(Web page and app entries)
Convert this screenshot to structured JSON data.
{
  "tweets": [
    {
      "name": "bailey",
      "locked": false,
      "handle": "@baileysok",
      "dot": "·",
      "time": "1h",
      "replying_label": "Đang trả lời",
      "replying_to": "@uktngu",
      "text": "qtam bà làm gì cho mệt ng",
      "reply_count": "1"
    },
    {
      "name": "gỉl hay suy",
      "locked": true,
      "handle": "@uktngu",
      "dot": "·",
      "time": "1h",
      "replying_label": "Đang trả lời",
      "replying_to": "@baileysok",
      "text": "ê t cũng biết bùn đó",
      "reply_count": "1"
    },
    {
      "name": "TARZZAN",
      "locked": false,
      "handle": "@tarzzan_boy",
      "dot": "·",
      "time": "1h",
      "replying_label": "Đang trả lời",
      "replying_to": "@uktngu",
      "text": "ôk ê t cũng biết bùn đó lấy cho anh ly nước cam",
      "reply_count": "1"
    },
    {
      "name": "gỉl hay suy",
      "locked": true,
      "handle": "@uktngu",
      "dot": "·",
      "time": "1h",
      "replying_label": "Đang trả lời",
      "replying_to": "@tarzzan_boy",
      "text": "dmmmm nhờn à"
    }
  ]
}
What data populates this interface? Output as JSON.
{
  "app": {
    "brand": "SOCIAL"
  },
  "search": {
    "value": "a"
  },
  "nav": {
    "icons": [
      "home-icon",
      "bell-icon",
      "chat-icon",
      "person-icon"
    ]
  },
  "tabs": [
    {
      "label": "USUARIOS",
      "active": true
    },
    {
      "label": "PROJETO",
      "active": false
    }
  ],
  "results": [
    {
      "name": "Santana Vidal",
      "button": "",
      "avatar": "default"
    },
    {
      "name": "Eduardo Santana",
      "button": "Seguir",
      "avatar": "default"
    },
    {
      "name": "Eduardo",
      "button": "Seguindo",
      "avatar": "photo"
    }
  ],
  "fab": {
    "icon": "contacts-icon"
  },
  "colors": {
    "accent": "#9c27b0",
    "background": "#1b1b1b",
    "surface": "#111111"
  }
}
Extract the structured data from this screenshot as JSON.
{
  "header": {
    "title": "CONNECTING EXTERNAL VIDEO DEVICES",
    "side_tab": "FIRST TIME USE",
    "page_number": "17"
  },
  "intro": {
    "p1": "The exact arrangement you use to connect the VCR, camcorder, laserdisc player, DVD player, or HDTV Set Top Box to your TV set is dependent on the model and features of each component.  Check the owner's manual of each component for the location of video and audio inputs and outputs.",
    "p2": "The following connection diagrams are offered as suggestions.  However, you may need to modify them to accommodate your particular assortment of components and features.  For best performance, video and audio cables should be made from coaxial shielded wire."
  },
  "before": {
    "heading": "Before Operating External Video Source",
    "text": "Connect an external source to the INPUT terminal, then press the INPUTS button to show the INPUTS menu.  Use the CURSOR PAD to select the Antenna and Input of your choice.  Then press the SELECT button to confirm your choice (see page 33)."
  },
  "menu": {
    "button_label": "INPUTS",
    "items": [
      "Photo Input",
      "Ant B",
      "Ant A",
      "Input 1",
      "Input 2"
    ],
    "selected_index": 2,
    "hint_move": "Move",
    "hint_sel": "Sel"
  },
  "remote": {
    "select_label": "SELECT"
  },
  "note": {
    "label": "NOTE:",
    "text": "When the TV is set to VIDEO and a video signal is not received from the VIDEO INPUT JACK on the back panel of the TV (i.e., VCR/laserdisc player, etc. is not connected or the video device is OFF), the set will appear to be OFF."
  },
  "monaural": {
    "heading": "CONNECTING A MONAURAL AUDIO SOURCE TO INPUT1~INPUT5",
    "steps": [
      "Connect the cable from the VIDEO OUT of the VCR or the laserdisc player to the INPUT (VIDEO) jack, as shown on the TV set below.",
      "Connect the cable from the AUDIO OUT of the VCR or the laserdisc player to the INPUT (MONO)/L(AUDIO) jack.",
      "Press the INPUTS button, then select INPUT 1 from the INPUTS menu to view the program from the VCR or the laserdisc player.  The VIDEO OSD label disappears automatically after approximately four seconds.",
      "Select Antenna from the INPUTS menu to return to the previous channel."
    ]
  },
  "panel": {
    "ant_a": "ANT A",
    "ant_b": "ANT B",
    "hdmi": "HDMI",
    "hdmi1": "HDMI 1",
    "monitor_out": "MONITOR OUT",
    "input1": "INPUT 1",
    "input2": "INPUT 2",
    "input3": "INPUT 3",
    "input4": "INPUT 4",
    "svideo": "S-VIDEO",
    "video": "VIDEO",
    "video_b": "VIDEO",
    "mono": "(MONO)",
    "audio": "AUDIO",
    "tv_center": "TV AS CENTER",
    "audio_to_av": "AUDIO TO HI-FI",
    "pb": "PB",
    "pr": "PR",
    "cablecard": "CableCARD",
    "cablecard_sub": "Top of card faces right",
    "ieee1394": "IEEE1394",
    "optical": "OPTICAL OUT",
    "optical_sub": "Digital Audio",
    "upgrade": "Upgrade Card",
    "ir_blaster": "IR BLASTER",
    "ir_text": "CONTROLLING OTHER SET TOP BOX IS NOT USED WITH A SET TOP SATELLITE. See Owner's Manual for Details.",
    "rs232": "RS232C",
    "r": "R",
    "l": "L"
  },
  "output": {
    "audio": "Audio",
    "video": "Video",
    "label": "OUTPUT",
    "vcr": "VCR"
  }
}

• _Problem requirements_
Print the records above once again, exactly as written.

• _Result of the task_
Convert this screenshot to structured JSON data.
{
  "tweets": [
    {
      "name": "bailey",
      "locked": false,
      "handle": "@baileysok",
      "dot": "·",
      "time": "1h",
      "replying_label": "Đang trả lời",
      "replying_to": "@uktngu",
      "text": "qtam bà làm gì cho mệt ng",
      "reply_count": "1"
    },
    {
      "name": "gỉl hay suy",
      "locked": true,
      "handle": "@uktngu",
      "dot": "·",
      "time": "1h",
      "replying_label": "Đang trả lời",
      "replying_to": "@baileysok",
      "text": "ê t cũng biết bùn đó",
      "reply_count": "1"
    },
    {
      "name": "TARZZAN",
      "locked": false,
      "handle": "@tarzzan_boy",
      "dot": "·",
      "time": "1h",
      "replying_label": "Đang trả lời",
      "replying_to": "@uktngu",
      "text": "ôk ê t cũng biết bùn đó lấy cho anh ly nước cam",
      "reply_count": "1"
    },
    {
      "name": "gỉl hay suy",
      "locked": true,
      "handle": "@uktngu",
      "dot": "·",
      "time": "1h",
      "replying_label": "Đang trả lời",
      "replying_to": "@tarzzan_boy",
      "text": "dmmmm nhờn à"
    }
  ]
}
What data populates this interface? Output as JSON.
{
  "app": {
    "brand": "SOCIAL"
  },
  "search": {
    "value": "a"
  },
  "nav": {
    "icons": [
      "home-icon",
      "bell-icon",
      "chat-icon",
      "person-icon"
    ]
  },
  "tabs": [
    {
      "label": "USUARIOS",
      "active": true
    },
    {
      "label": "PROJETO",
      "active": false
    }
  ],
  "results": [
    {
      "name": "Santana Vidal",
      "button": "",
      "avatar": "default"
    },
    {
      "name": "Eduardo Santana",
      "button": "Seguir",
      "avatar": "default"
    },
    {
      "name": "Eduardo",
      "button": "Seguindo",
      "avatar": "photo"
    }
  ],
  "fab": {
    "icon": "contacts-icon"
  },
  "colors": {
    "accent": "#9c27b0",
    "background": "#1b1b1b",
    "surface": "#111111"
  }
}
Extract the structured data from this screenshot as JSON.
{
  "header": {
    "title": "CONNECTING EXTERNAL VIDEO DEVICES",
    "side_tab": "FIRST TIME USE",
    "page_number": "17"
  },
  "intro": {
    "p1": "The exact arrangement you use to connect the VCR, camcorder, laserdisc player, DVD player, or HDTV Set Top Box to your TV set is dependent on the model and features of each component.  Check the owner's manual of each component for the location of video and audio inputs and outputs.",
    "p2": "The following connection diagrams are offered as suggestions.  However, you may need to modify them to accommodate your particular assortment of components and features.  For best performance, video and audio cables should be made from coaxial shielded wire."
  },
  "before": {
    "heading": "Before Operating External Video Source",
    "text": "Connect an external source to the INPUT terminal, then press the INPUTS button to show the INPUTS menu.  Use the CURSOR PAD to select the Antenna and Input of your choice.  Then press the SELECT button to confirm your choice (see page 33)."
  },
  "menu": {
    "button_label": "INPUTS",
    "items": [
      "Photo Input",
      "Ant B",
      "Ant A",
      "Input 1",
      "Input 2"
    ],
    "selected_index": 2,
    "hint_move": "Move",
    "hint_sel": "Sel"
  },
  "remote": {
    "select_label": "SELECT"
  },
  "note": {
    "label": "NOTE:",
    "text": "When the TV is set to VIDEO and a video signal is not received from the VIDEO INPUT JACK on the back panel of the TV (i.e., VCR/laserdisc player, etc. is not connected or the video device is OFF), the set will appear to be OFF."
  },
  "monaural": {
    "heading": "CONNECTING A MONAURAL AUDIO SOURCE TO INPUT1~INPUT5",
    "steps": [
      "Connect the cable from the VIDEO OUT of the VCR or the laserdisc player to the INPUT (VIDEO) jack, as shown on the TV set below.",
      "Connect the cable from the AUDIO OUT of the VCR or the laserdisc player to the INPUT (MONO)/L(AUDIO) jack.",
      "Press the INPUTS button, then select INPUT 1 from the INPUTS menu to view the program from the VCR or the laserdisc player.  The VIDEO OSD label disappears automatically after approximately four seconds.",
      "Select Antenna from the INPUTS menu to return to the previous channel."
    ]
  },
  "panel": {
    "ant_a": "ANT A",
    "ant_b": "ANT B",
    "hdmi": "HDMI",
    "hdmi1": "HDMI 1",
    "monitor_out": "MONITOR OUT",
    "input1": "INPUT 1",
    "input2": "INPUT 2",
    "input3": "INPUT 3",
    "input4": "INPUT 4",
    "svideo": "S-VIDEO",
    "video": "VIDEO",
    "video_b": "VIDEO",
    "mono": "(MONO)",
    "audio": "AUDIO",
    "tv_center": "TV AS CENTER",
    "audio_to_av": "AUDIO TO HI-FI",
    "pb": "PB",
    "pr": "PR",
    "cablecard": "CableCARD",
    "cablecard_sub": "Top of card faces right",
    "ieee1394": "IEEE1394",
    "optical": "OPTICAL OUT",
    "optical_sub": "Digital Audio",
    "upgrade": "Upgrade Card",
    "ir_blaster": "IR BLASTER",
    "ir_text": "CONTROLLING OTHER SET TOP BOX IS NOT USED WITH A SET TOP SATELLITE. See Owner's Manual for Details.",
    "rs232": "RS232C",
    "r": "R",
    "l": "L"
  },
  "output": {
    "audio": "Audio",
    "video": "Video",
    "label": "OUTPUT",
    "vcr": "VCR"
  }
}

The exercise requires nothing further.